• _What you will do_
Return every entry exactly.

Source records
╔══

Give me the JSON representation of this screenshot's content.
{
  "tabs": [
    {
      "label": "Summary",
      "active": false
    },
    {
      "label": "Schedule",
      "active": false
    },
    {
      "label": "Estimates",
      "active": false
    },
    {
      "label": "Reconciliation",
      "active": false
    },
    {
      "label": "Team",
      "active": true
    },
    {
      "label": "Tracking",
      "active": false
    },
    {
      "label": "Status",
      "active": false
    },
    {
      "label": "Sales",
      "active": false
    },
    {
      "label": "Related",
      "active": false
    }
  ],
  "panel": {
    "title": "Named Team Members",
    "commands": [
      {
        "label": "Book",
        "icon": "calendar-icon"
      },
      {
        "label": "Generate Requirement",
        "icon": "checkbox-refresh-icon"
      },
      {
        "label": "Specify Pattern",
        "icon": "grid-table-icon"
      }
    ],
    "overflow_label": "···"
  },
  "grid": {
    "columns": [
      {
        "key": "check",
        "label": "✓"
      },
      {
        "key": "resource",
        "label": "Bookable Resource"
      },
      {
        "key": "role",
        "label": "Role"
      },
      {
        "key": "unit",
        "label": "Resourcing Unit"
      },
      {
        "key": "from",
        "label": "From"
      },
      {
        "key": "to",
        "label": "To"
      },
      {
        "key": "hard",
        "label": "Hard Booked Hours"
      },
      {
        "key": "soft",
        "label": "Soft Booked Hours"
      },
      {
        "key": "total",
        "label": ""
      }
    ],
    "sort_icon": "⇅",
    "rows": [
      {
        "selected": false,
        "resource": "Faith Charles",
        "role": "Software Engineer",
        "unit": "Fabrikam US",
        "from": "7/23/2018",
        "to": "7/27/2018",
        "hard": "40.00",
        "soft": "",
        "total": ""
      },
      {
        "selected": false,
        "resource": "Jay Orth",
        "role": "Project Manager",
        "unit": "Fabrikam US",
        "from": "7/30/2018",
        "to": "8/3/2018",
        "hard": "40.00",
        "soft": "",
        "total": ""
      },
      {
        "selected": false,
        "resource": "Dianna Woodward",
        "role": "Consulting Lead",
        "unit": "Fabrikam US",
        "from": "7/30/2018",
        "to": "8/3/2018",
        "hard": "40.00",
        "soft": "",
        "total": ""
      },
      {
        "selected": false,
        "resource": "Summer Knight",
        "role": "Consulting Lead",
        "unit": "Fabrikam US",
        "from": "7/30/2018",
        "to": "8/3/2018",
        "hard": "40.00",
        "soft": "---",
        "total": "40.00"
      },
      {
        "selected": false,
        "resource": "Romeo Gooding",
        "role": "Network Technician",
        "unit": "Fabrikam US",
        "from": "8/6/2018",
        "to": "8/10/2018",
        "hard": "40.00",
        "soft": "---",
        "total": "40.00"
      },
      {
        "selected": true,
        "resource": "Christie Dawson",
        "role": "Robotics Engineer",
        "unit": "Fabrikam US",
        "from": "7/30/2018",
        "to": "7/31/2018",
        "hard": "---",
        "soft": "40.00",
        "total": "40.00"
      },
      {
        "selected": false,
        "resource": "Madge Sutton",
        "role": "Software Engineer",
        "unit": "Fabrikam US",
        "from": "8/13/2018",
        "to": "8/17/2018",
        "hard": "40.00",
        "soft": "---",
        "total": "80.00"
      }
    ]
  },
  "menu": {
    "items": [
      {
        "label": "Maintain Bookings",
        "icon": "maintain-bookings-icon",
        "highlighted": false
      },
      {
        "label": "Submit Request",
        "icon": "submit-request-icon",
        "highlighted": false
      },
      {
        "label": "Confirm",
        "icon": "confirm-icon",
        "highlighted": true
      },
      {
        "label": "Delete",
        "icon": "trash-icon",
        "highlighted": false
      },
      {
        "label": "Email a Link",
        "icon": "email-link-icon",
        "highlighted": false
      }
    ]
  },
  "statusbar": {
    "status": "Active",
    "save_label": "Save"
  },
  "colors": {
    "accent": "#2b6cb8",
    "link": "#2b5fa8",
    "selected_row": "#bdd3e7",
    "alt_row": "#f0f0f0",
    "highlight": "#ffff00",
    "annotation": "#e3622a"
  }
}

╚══

• _Exercise solution_
Give me the JSON representation of this screenshot's content.
{
  "tabs": [
    {
      "label": "Summary",
      "active": false
    },
    {
      "label": "Schedule",
      "active": false
    },
    {
      "label": "Estimates",
      "active": false
    },
    {
      "label": "Reconciliation",
      "active": false
    },
    {
      "label": "Team",
      "active": true
    },
    {
      "label": "Tracking",
      "active": false
    },
    {
      "label": "Status",
      "active": false
    },
    {
      "label": "Sales",
      "active": false
    },
    {
      "label": "Related",
      "active": false
    }
  ],
  "panel": {
    "title": "Named Team Members",
    "commands": [
      {
        "label": "Book",
        "icon": "calendar-icon"
      },
      {
        "label": "Generate Requirement",
        "icon": "checkbox-refresh-icon"
      },
      {
        "label": "Specify Pattern",
        "icon": "grid-table-icon"
      }
    ],
    "overflow_label": "···"
  },
  "grid": {
    "columns": [
      {
        "key": "check",
        "label": "✓"
      },
      {
        "key": "resource",
        "label": "Bookable Resource"
      },
      {
        "key": "role",
        "label": "Role"
      },
      {
        "key": "unit",
        "label": "Resourcing Unit"
      },
      {
        "key": "from",
        "label": "From"
      },
      {
        "key": "to",
        "label": "To"
      },
      {
        "key": "hard",
        "label": "Hard Booked Hours"
      },
      {
        "key": "soft",
        "label": "Soft Booked Hours"
      },
      {
        "key": "total",
        "label": ""
      }
    ],
    "sort_icon": "⇅",
    "rows": [
      {
        "selected": false,
        "resource": "Faith Charles",
        "role": "Software Engineer",
        "unit": "Fabrikam US",
        "from": "7/23/2018",
        "to": "7/27/2018",
        "hard": "40.00",
        "soft": "",
        "total": ""
      },
      {
        "selected": false,
        "resource": "Jay Orth",
        "role": "Project Manager",
        "unit": "Fabrikam US",
        "from": "7/30/2018",
        "to": "8/3/2018",
        "hard": "40.00",
        "soft": "",
        "total": ""
      },
      {
        "selected": false,
        "resource": "Dianna Woodward",
        "role": "Consulting Lead",
        "unit": "Fabrikam US",
        "from": "7/30/2018",
        "to": "8/3/2018",
        "hard": "40.00",
        "soft": "",
        "total": ""
      },
      {
        "selected": false,
        "resource": "Summer Knight",
        "role": "Consulting Lead",
        "unit": "Fabrikam US",
        "from": "7/30/2018",
        "to": "8/3/2018",
        "hard": "40.00",
        "soft": "---",
        "total": "40.00"
      },
      {
        "selected": false,
        "resource": "Romeo Gooding",
        "role": "Network Technician",
        "unit": "Fabrikam US",
        "from": "8/6/2018",
        "to": "8/10/2018",
        "hard": "40.00",
        "soft": "---",
        "total": "40.00"
      },
      {
        "selected": true,
        "resource": "Christie Dawson",
        "role": "Robotics Engineer",
        "unit": "Fabrikam US",
        "from": "7/30/2018",
        "to": "7/31/2018",
        "hard": "---",
        "soft": "40.00",
        "total": "40.00"
      },
      {
        "selected": false,
        "resource": "Madge Sutton",
        "role": "Software Engineer",
        "unit": "Fabrikam US",
        "from": "8/13/2018",
        "to": "8/17/2018",
        "hard": "40.00",
        "soft": "---",
        "total": "80.00"
      }
    ]
  },
  "menu": {
    "items": [
      {
        "label": "Maintain Bookings",
        "icon": "maintain-bookings-icon",
        "highlighted": false
      },
      {
        "label": "Submit Request",
        "icon": "submit-request-icon",
        "highlighted": false
      },
      {
        "label": "Confirm",
        "icon": "confirm-icon",
        "highlighted": true
      },
      {
        "label": "Delete",
        "icon": "trash-icon",
        "highlighted": false
      },
      {
        "label": "Email a Link",
        "icon": "email-link-icon",
        "highlighted": false
      }
    ]
  },
  "statusbar": {
    "status": "Active",
    "save_label": "Save"
  },
  "colors": {
    "accent": "#2b6cb8",
    "link": "#2b5fa8",
    "selected_row": "#bdd3e7",
    "alt_row": "#f0f0f0",
    "highlight": "#ffff00",
    "annotation": "#e3622a"
  }
}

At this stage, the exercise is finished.